Activity | Output the listing below verbatim, but drop the images.

Segment Start: Excerpted records

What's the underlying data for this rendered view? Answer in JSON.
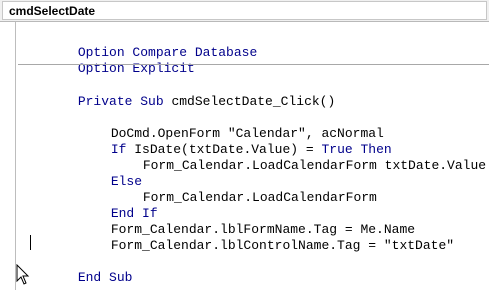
{
  "procedure_dropdown": {
    "selected": "cmdSelectDate"
  },
  "code": {
    "declarations": [
      {
        "keyword": "Option Compare Database",
        "rest": ""
      },
      {
        "keyword": "Option Explicit",
        "rest": ""
      }
    ],
    "sub_header": {
      "kw1": "Private Sub",
      "rest": " cmdSelectDate_Click()"
    },
    "open_form": "DoCmd.OpenForm \"Calendar\", acNormal",
    "if_line": {
      "kw_if": "If",
      "mid": " IsDate(txtDate.Value) = ",
      "kw_true": "True",
      "sp": " ",
      "kw_then": "Then"
    },
    "load_with_value": "Form_Calendar.LoadCalendarForm txtDate.Value",
    "else_kw": "Else",
    "load_plain": "Form_Calendar.LoadCalendarForm",
    "end_if_kw": "End If",
    "tag_form": "Form_Calendar.lblFormName.Tag = Me.Name",
    "tag_control": "Form_Calendar.lblControlName.Tag = \"txtDate\"",
    "end_sub_kw": "End Sub"
  },
  "colors": {
    "keyword": "#00008b",
    "text": "#000000"
  },
  "icons": {
    "mouse": "mouse-pointer-icon"
  }
}
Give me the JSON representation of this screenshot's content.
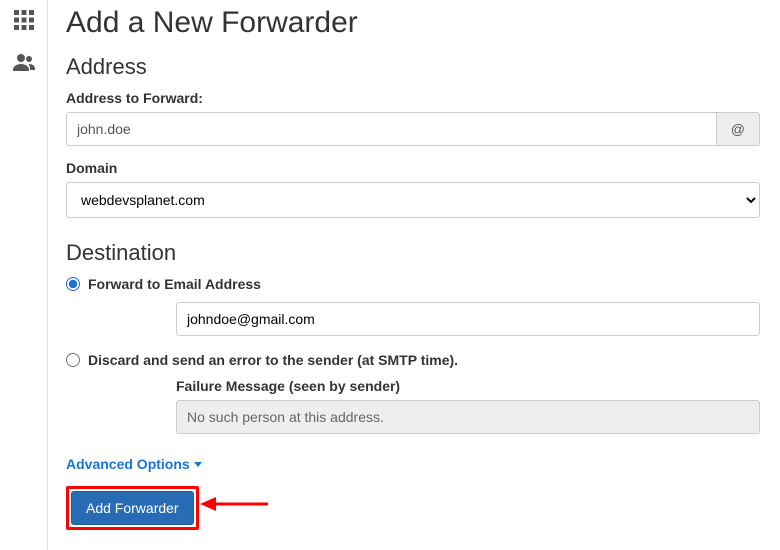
{
  "page": {
    "title": "Add a New Forwarder"
  },
  "address": {
    "heading": "Address",
    "label": "Address to Forward:",
    "value": "john.doe",
    "addon": "@",
    "domain_label": "Domain",
    "domain_value": "webdevsplanet.com"
  },
  "destination": {
    "heading": "Destination",
    "opt_forward": "Forward to Email Address",
    "forward_value": "johndoe@gmail.com",
    "opt_discard": "Discard and send an error to the sender (at SMTP time).",
    "failure_label": "Failure Message (seen by sender)",
    "failure_value": "No such person at this address."
  },
  "advanced_label": "Advanced Options",
  "submit_label": "Add Forwarder"
}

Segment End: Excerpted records

Solved exercise |
What's the underlying data for this rendered view? Answer in JSON.
{
  "procedure_dropdown": {
    "selected": "cmdSelectDate"
  },
  "code": {
    "declarations": [
      {
        "keyword": "Option Compare Database",
        "rest": ""
      },
      {
        "keyword": "Option Explicit",
        "rest": ""
      }
    ],
    "sub_header": {
      "kw1": "Private Sub",
      "rest": " cmdSelectDate_Click()"
    },
    "open_form": "DoCmd.OpenForm \"Calendar\", acNormal",
    "if_line": {
      "kw_if": "If",
      "mid": " IsDate(txtDate.Value) = ",
      "kw_true": "True",
      "sp": " ",
      "kw_then": "Then"
    },
    "load_with_value": "Form_Calendar.LoadCalendarForm txtDate.Value",
    "else_kw": "Else",
    "load_plain": "Form_Calendar.LoadCalendarForm",
    "end_if_kw": "End If",
    "tag_form": "Form_Calendar.lblFormName.Tag = Me.Name",
    "tag_control": "Form_Calendar.lblControlName.Tag = \"txtDate\"",
    "end_sub_kw": "End Sub"
  },
  "colors": {
    "keyword": "#00008b",
    "text": "#000000"
  },
  "icons": {
    "mouse": "mouse-pointer-icon"
  }
}
Give me the JSON representation of this screenshot's content.
{
  "page": {
    "title": "Add a New Forwarder"
  },
  "address": {
    "heading": "Address",
    "label": "Address to Forward:",
    "value": "john.doe",
    "addon": "@",
    "domain_label": "Domain",
    "domain_value": "webdevsplanet.com"
  },
  "destination": {
    "heading": "Destination",
    "opt_forward": "Forward to Email Address",
    "forward_value": "johndoe@gmail.com",
    "opt_discard": "Discard and send an error to the sender (at SMTP time).",
    "failure_label": "Failure Message (seen by sender)",
    "failure_value": "No such person at this address."
  },
  "advanced_label": "Advanced Options",
  "submit_label": "Add Forwarder"
}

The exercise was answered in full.